La La Land

9th May to 2nd July 2005

Project Arts Centre, 9 East Essex Street, Temple Bar, Dublin 2, Ireland

La La Land was an exhibition without a theme: a show about being out of it, beyond the exhibition as a unifying structure. The works had their own internal logic and were selected not for their similarities but for their differences, so that each takes on a particular role within the spectrum of the whole. While they were situated in the gallery and carefully designed for the different planes of the space, they exited the white cube by consciously referring to an elsewhere.
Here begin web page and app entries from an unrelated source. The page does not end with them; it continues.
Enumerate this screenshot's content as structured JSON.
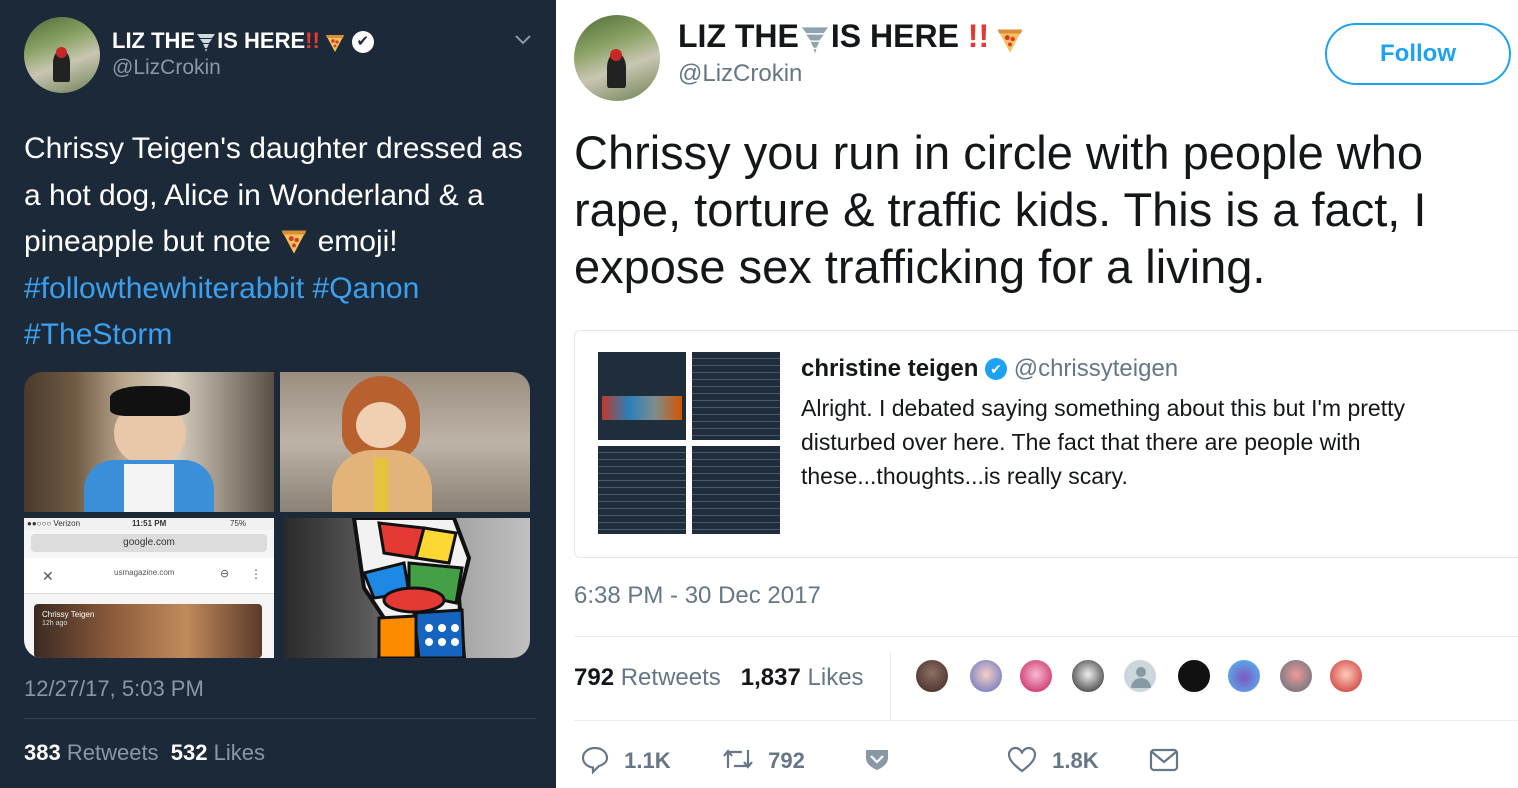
{
  "left": {
    "name_part1": "LIZ THE",
    "name_part2": "IS HERE",
    "handle": "@LizCrokin",
    "text_lines": [
      "Chrissy Teigen's daughter dressed as",
      "a hot dog, Alice in Wonderland & a",
      "pineapple but note"
    ],
    "text_tail": "emoji!",
    "hashtags": [
      "#followthewhiterabbit",
      "#Qanon",
      "#TheStorm"
    ],
    "timestamp": "12/27/17, 5:03 PM",
    "retweets_count": "383",
    "retweets_label": "Retweets",
    "likes_count": "532",
    "likes_label": "Likes",
    "phone": {
      "carrier": "●●○○○ Verizon",
      "time": "11:51 PM",
      "battery": "75%",
      "url": "google.com",
      "site": "usmagazine.com",
      "story_name": "Chrissy Teigen",
      "story_time": "12h ago"
    }
  },
  "right": {
    "name_part1": "LIZ THE",
    "name_part2": "IS HERE",
    "handle": "@LizCrokin",
    "follow_label": "Follow",
    "text_lines": [
      "Chrissy you run in circle with people who",
      "rape, torture & traffic kids. This is a fact, I",
      "expose sex trafficking for a living."
    ],
    "quote": {
      "name": "christine teigen",
      "handle": "@chrissyteigen",
      "lines": [
        "Alright. I debated saying something about this but I'm pretty",
        "disturbed over here. The fact that there are people with",
        "these...thoughts...is really scary."
      ]
    },
    "timestamp": "6:38 PM - 30 Dec 2017",
    "retweets_count": "792",
    "retweets_label": "Retweets",
    "likes_count": "1,837",
    "likes_label": "Likes",
    "actions": {
      "reply_count": "1.1K",
      "retweet_count": "792",
      "like_count": "1.8K"
    }
  },
  "colors": {
    "dark_bg": "#1c2938",
    "hashtag": "#3aa0ef",
    "twitter_blue": "#1da1f2",
    "text_gray": "#657786"
  }
}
Liam Gillick’s Discussion Island Preparation Zone. The cleaning of the gallery floor with gold and silver glitter prepares the exhibition in expectation of the viewer.

Ronan McCrea’s temporary street architecture Appropriate Measures II was placed into the white cube and became the replacement wall for Jaime Gili’s selection of artists fly-posters. Lothar Götz’s bright geometric wall paintings mimicked the ambitious scale of public murals; and the array of pinheads stuck into David Blamey’s mounted Celestial Notice Boards read like the sky at night.

Meanwhile up above, the ceiling was turned into an area of free form pattern and decoration by Kathrin Böhm’s pasted up posters. From her on-going project ‘millions and millions’, Böhm selected posters from her archive of prints to produce a slight intervention in the gallery that is both pictorial collage and spatial transformation.

Other works in the exhibition exit the space via the detailed cataloguing of an elsewhere that forms the subject of an archive. The curatorial duo, B&B organised a workshop in archiving, which took place on June 17th in Project. Valley Vibes, conceived by Jeanne van Heeswijk in collaboration with Amy Plant, was an urban research project containing a mobile sound system, which was used by individuals and organisations in the Lea Valley area of London. Hundreds of hours of audio material generated by the users was collected over a period of four years.

Anthony Gross’s animated film Crowd Roar Ascending is a virtualised dystopic narrative, produced using 3D game software and digital props purchased from on-line communities.

Adapted from the press release.